**Data records**

__________

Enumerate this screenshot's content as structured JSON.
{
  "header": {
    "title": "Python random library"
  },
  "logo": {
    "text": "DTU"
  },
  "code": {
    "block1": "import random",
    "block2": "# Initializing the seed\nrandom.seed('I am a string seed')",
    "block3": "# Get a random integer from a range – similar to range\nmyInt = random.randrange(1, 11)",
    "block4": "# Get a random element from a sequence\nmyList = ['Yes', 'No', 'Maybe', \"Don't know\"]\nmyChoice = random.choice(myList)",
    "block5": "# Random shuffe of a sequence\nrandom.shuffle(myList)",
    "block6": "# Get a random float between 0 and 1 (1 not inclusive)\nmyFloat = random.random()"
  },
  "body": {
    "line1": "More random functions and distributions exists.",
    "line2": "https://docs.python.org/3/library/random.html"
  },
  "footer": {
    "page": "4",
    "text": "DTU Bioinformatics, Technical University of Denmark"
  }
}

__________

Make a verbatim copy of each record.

**The answer**
Enumerate this screenshot's content as structured JSON.
{
  "header": {
    "title": "Python random library"
  },
  "logo": {
    "text": "DTU"
  },
  "code": {
    "block1": "import random",
    "block2": "# Initializing the seed\nrandom.seed('I am a string seed')",
    "block3": "# Get a random integer from a range – similar to range\nmyInt = random.randrange(1, 11)",
    "block4": "# Get a random element from a sequence\nmyList = ['Yes', 'No', 'Maybe', \"Don't know\"]\nmyChoice = random.choice(myList)",
    "block5": "# Random shuffe of a sequence\nrandom.shuffle(myList)",
    "block6": "# Get a random float between 0 and 1 (1 not inclusive)\nmyFloat = random.random()"
  },
  "body": {
    "line1": "More random functions and distributions exists.",
    "line2": "https://docs.python.org/3/library/random.html"
  },
  "footer": {
    "page": "4",
    "text": "DTU Bioinformatics, Technical University of Denmark"
  }
}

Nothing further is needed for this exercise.